- Conserve land that has scenic, biodiversity or other value for recreation or education
- Safeguard a culturally or historically significant structure or area
- Reduce estate taxes. A conservation easement removes the land’s development potential, which reduces the property’s market value. As a result, heirs will pay lower estate taxes, which may make it easier to keep the land in the family.
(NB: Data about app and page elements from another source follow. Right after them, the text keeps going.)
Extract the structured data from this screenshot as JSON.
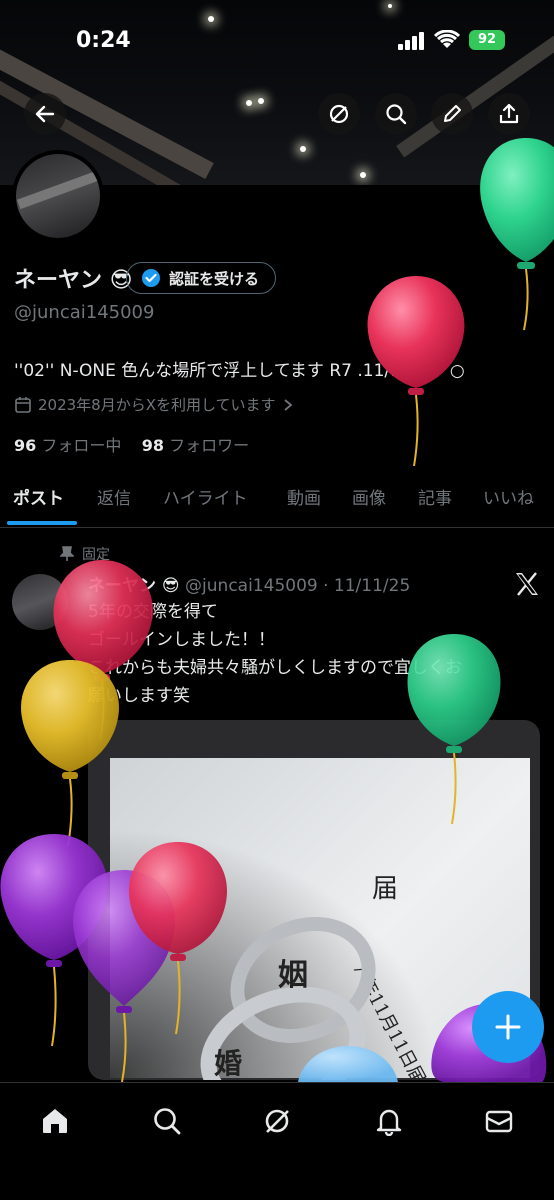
{
  "status_bar": {
    "time": "0:24",
    "battery": "92"
  },
  "profile": {
    "name": "ネーヤン 😎",
    "verify_label": "認証を受ける",
    "handle": "@juncai145009",
    "bio": "''02'' N-ONE 色んな場所で浮上してます R7 .11/11💍。○",
    "joined": "2023年8月からXを利用しています",
    "following_count": "96",
    "following_label": "フォロー中",
    "followers_count": "98",
    "followers_label": "フォロワー"
  },
  "tabs": [
    {
      "label": "ポスト",
      "active": true
    },
    {
      "label": "返信"
    },
    {
      "label": "ハイライト"
    },
    {
      "label": "動画"
    },
    {
      "label": "画像"
    },
    {
      "label": "記事"
    },
    {
      "label": "いいね"
    }
  ],
  "post": {
    "pinned_label": "固定",
    "author": "ネーヤン 😎",
    "meta": "@juncai145009 · 11/11/25",
    "lines": [
      "5年の交際を得て",
      "ゴールインしました！！",
      "これからも夫婦共々騒がしくしますので宜しくお",
      "願いします笑"
    ],
    "photo_kanji": [
      "届",
      "7 年11月11日届出",
      "婚",
      "姻"
    ]
  },
  "colors": {
    "accent": "#1d9bf0",
    "background": "#000000",
    "secondary_text": "#71767b",
    "balloon_green": "#2fd38e",
    "balloon_red": "#e8335a",
    "balloon_yellow": "#e9c02c",
    "balloon_purple": "#9b37d6"
  },
  "icons": {
    "back": "back-arrow-icon",
    "grok": "grok-icon",
    "search": "search-icon",
    "edit": "pencil-icon",
    "share": "share-icon",
    "pin": "pin-icon",
    "calendar": "calendar-icon",
    "x_logo": "x-logo-icon",
    "compose": "plus-icon",
    "home": "home-icon",
    "notifications": "bell-icon",
    "messages": "mail-icon"
  }
}
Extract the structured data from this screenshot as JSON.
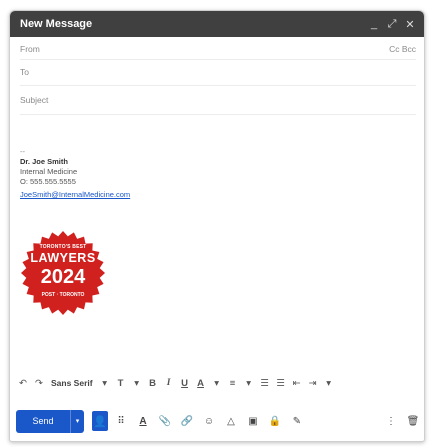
{
  "window": {
    "title": "New Message"
  },
  "titlebar": {
    "minimize": "_",
    "expand": "⤢",
    "close": "✕"
  },
  "fields": {
    "from_label": "From",
    "to_label": "To",
    "subject_label": "Subject",
    "cc_bcc": "Cc Bcc"
  },
  "signature": {
    "dash": "--",
    "name": "Dr. Joe Smith",
    "org": "Internal Medicine",
    "phone": "O: 555.555.5555",
    "email": "JoeSmith@InternalMedicine.com"
  },
  "badge": {
    "line1": "TORONTO'S BEST",
    "line2": "LAWYERS",
    "line3": "2024",
    "line4": "POST · TORONTO",
    "color": "#d0211f"
  },
  "format_toolbar": {
    "undo": "↶",
    "redo": "↷",
    "font": "Sans Serif",
    "font_drop": "▾",
    "size": "T",
    "size_drop": "▾",
    "bold": "B",
    "italic": "I",
    "underline": "U",
    "text_color": "A",
    "text_color_drop": "▾",
    "align": "≡",
    "align_drop": "▾",
    "numbered": "☰",
    "bulleted": "☰",
    "indent_less": "⇤",
    "indent_more": "⇥",
    "more": "▾"
  },
  "bottom_toolbar": {
    "send": "Send",
    "send_drop": "▾",
    "person": "👤",
    "apps": "⠿",
    "formatting": "A",
    "attach": "📎",
    "link": "🔗",
    "emoji": "☺",
    "drive": "△",
    "photo": "▣",
    "confidential": "🔒",
    "signature": "✎",
    "more": "⋮",
    "delete": "🗑"
  },
  "colors": {
    "accent": "#1a57c8",
    "titlebar": "#404040"
  }
}
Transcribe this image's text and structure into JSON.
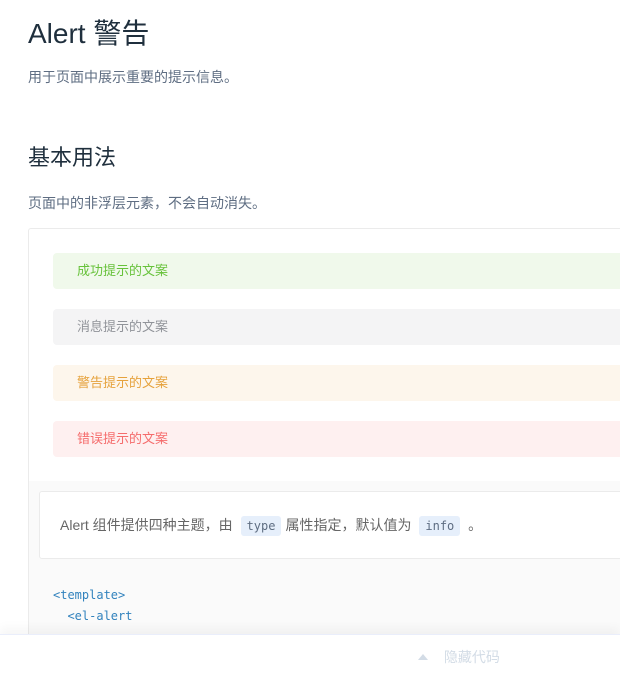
{
  "page": {
    "title": "Alert 警告",
    "description": "用于页面中展示重要的提示信息。"
  },
  "section": {
    "title": "基本用法",
    "description": "页面中的非浮层元素，不会自动消失。"
  },
  "alerts": [
    {
      "type": "success",
      "text": "成功提示的文案",
      "color": "#67c23a",
      "background": "#f0f9eb"
    },
    {
      "type": "info",
      "text": "消息提示的文案",
      "color": "#909399",
      "background": "#f4f4f5"
    },
    {
      "type": "warning",
      "text": "警告提示的文案",
      "color": "#e6a23c",
      "background": "#fdf6ec"
    },
    {
      "type": "error",
      "text": "错误提示的文案",
      "color": "#f56c6c",
      "background": "#fef0f0"
    }
  ],
  "meta": {
    "text_before": "Alert 组件提供四种主题，由",
    "code_type": "type",
    "text_middle": "属性指定，默认值为",
    "code_default": "info",
    "text_after": "。"
  },
  "code": {
    "line1": "<template>",
    "line2": "  <el-alert"
  },
  "control": {
    "label": "隐藏代码",
    "icon": "caret-up-icon"
  }
}
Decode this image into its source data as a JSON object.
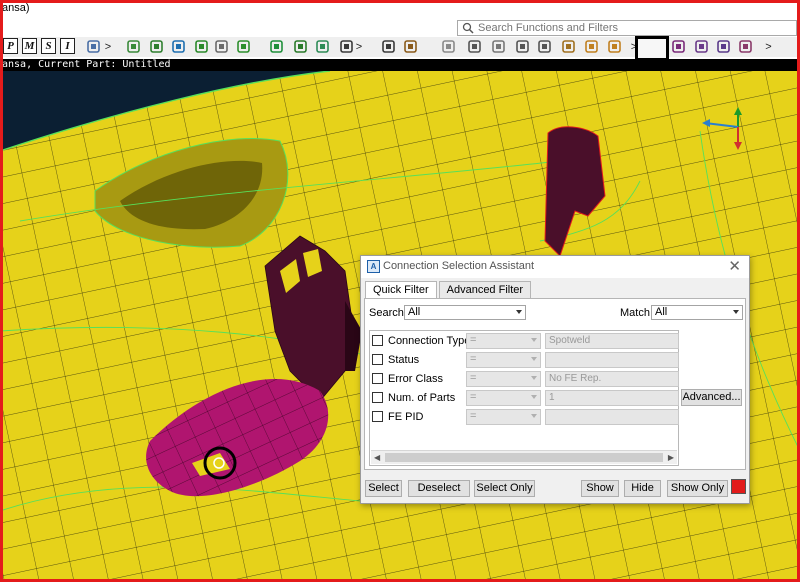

- Reduce property and income taxes. Lowering the land value lowers the property taxes. If the conservation easement is permanent, was donated to a land trust for conservation purposes, and meets certain IRS conditions, it can qualify as a tax-deductible charitable donation. This, in turn, can reduce the landowner’s income taxes. The value of the donation is the difference between the property’s market value before it’s put into the easement and the value after the development restrictions are put in place.
For more information, read Texas Land Trends: Conservation Easements in Texas (pdf), published by the Texas A&M Natural Resources Institute.
Healthy soil earns carbon credits
Emry Birdwell and Deborah Clark’s efforts to improve their soil and rangeland isn’t just paying off in more beef per acre — now it’s paying off in carbon credits, too.
In December 2021, the couple received their first “carbon check” from Grassroots Carbon, a San Antonio, Texas-based carbon broker. Under a 15-year commitment, they’ll receive annual payments until 2035.
Carbon credits are a medium of exchange used to “offset” carbon dioxide emissions under cap and trade guidelines set by the 2015 Paris Agreement on climate change. Companies that strive to reduce their carbon footprint may opt to pay others, such as farmers and ranchers, for removing carbon from the atmosphere.
How it works
“For us, it’s been a painless process,” Clark says, recounting the steps involved in selling their new cash crop.
In the spring of 2021, Grassroots Carbon visited the North Texas ranch and took more than 80 soil samples, each a meter deep, as well as forage samples. The soil was analyzed for existing carbon content. Then the ranch was verified and certified in the carbon sequestration program — steps required annually.
After five years, the soil will be resampled to measure increase in carbon content. Future credits will be determined by the increase. Meanwhile, Birdwell and Clark received their initial prepayment based on a forward-looking assessment of their soil type, climate and management practices.
Carbon brokers like Grassroots Carbon coordinate and manage deals between landowners who sequester carbon and large carbon-emitting corporations that want to purchase carbon offsets.
The fluctuating carbon credit market is driven by supply and demand. A study by Purdue University’s Center for Commercial Agriculture, published in 2021, found prices offered to farmers ranged from $10 to $20 per metric ton of carbon sequestered.
Grazing and pasture lands sequester from less than 0.3 metric tons (MT) to nearly 3.0 MT of carbon per acre, depending on agricultural activities and management practices, according to a 2022 report by S&P Global. Cropland generally sequesters much less. Sustainable practices such as rotational grazing, regeneration of native perennial grasses, cover cropping and zero tillage help increase carbon sequestration in the soil.
While Clark says they hope their carbon storage payments will help pay off their land loan with Capital Farm Credit, she stresses that sequestering carbon is not about the money.
“Carbon credits are an incentive for the landowner to want to continue to practice in a regenerative way,” she says.
Research before signing
Before signing a contract to sell carbon credits, one should exercise caution and do their research, warns Tiffany Dowell Lashmet, agricultural law specialist with Texas A&M AgriLife Extension Service.
“No two carbon contracts are the same. Contracts offered by brokers differ drastically, and landowners should carefully read the contract and ensure they understand all of the terms prior to signing,” Dowell Lashmet says. “I also always recommend enlisting an attorney licensed in your jurisdiction before signing on that contract’s dotted line.”